Task objective: If a line in the data below includes the string "this", please return a copy of it.
--- Data records Enclosed Below ---
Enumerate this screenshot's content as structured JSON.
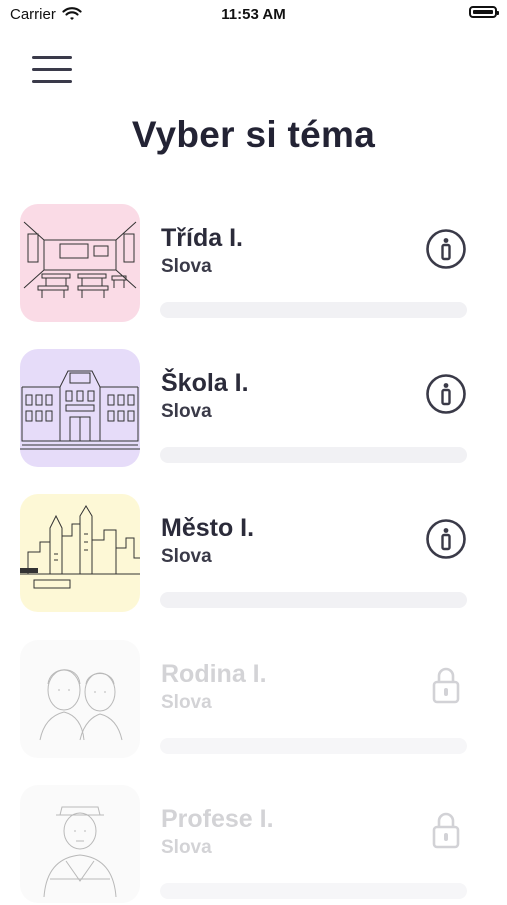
{
  "status_bar": {
    "carrier": "Carrier",
    "time": "11:53 AM"
  },
  "header": {
    "title": "Vyber si téma"
  },
  "topics": [
    {
      "title": "Třída I.",
      "subtitle": "Slova",
      "thumb_color": "#fadbe6",
      "icon": "info-icon",
      "locked": false,
      "progress": 0
    },
    {
      "title": "Škola I.",
      "subtitle": "Slova",
      "thumb_color": "#e6dcf9",
      "icon": "info-icon",
      "locked": false,
      "progress": 0
    },
    {
      "title": "Město I.",
      "subtitle": "Slova",
      "thumb_color": "#fdf8d6",
      "icon": "info-icon",
      "locked": false,
      "progress": 0
    },
    {
      "title": "Rodina I.",
      "subtitle": "Slova",
      "thumb_color": "#f4f4f4",
      "icon": "lock-icon",
      "locked": true,
      "progress": 0
    },
    {
      "title": "Profese I.",
      "subtitle": "Slova",
      "thumb_color": "#f4f4f4",
      "icon": "lock-icon",
      "locked": true,
      "progress": 0
    }
  ]
}
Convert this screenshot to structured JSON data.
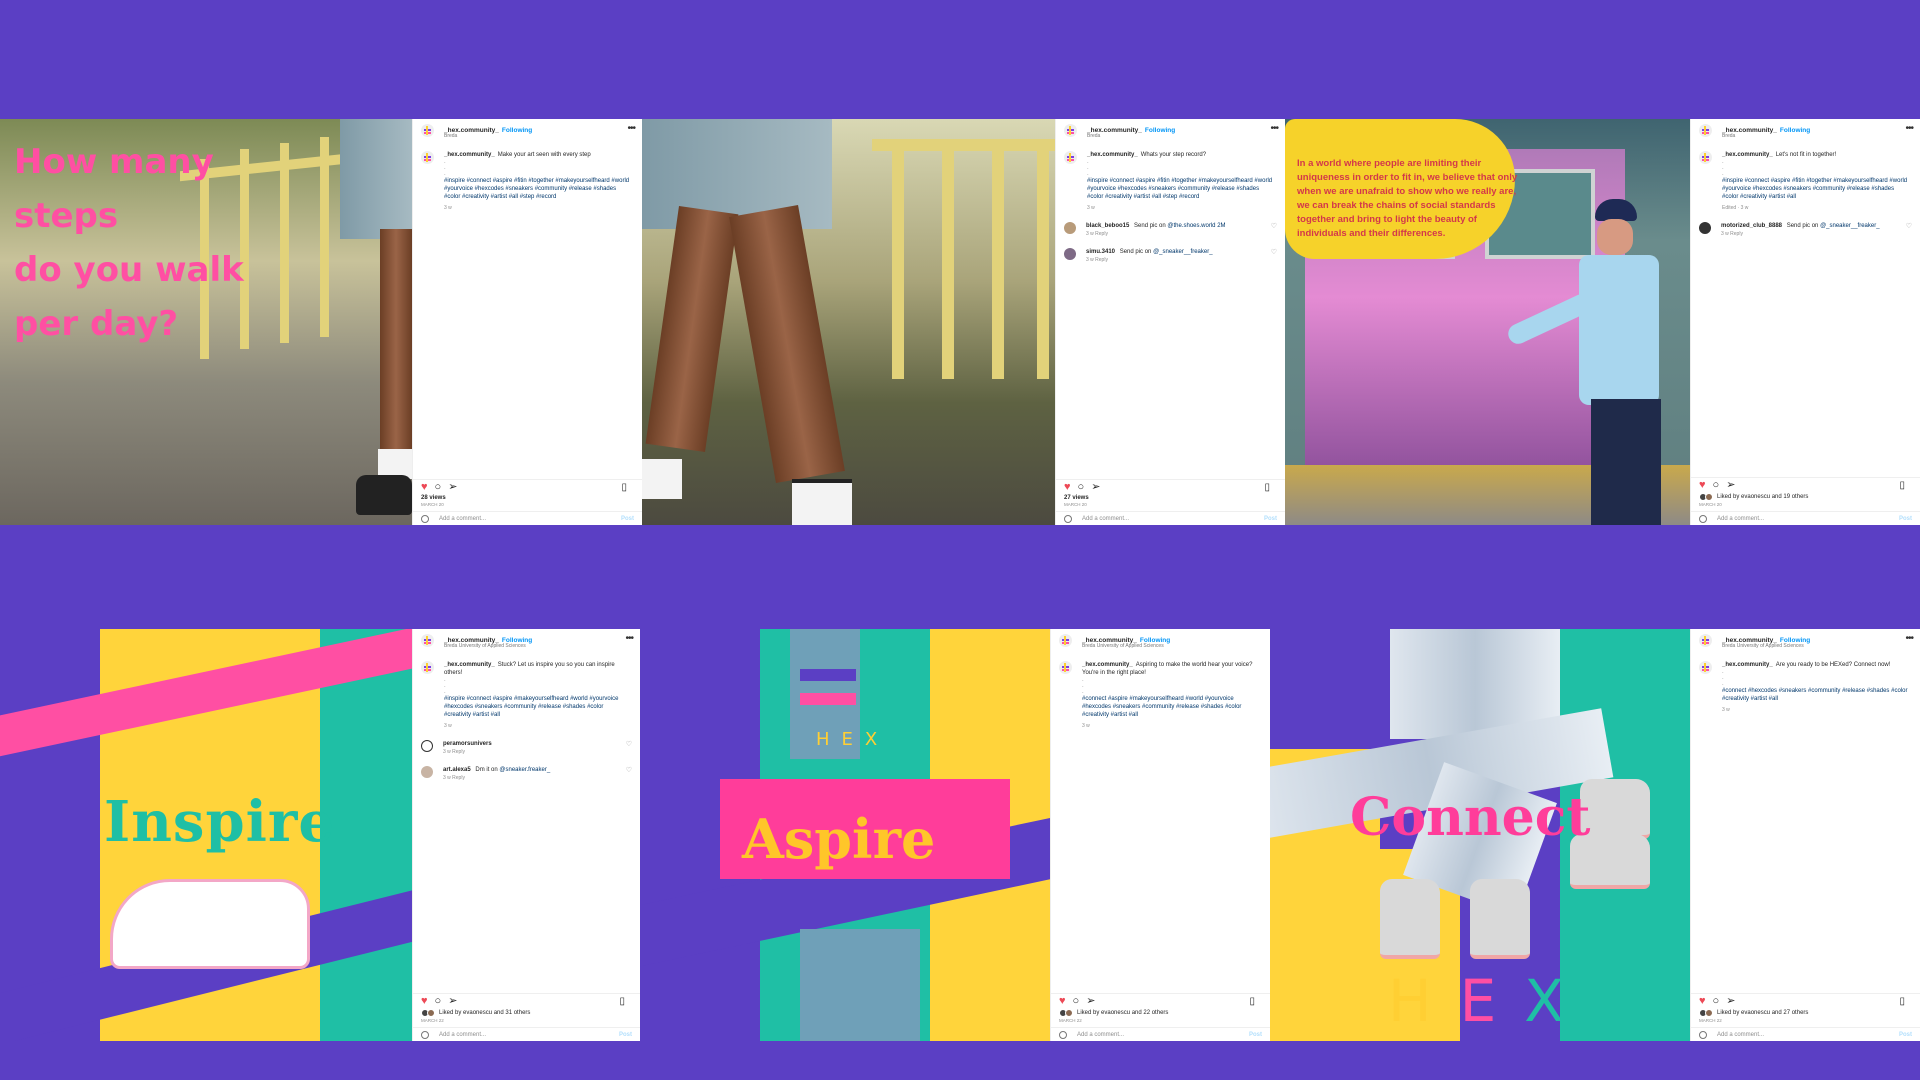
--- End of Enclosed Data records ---
Your response:
Enumerate this screenshot's content as structured JSON.
Convert this screenshot to structured JSON data.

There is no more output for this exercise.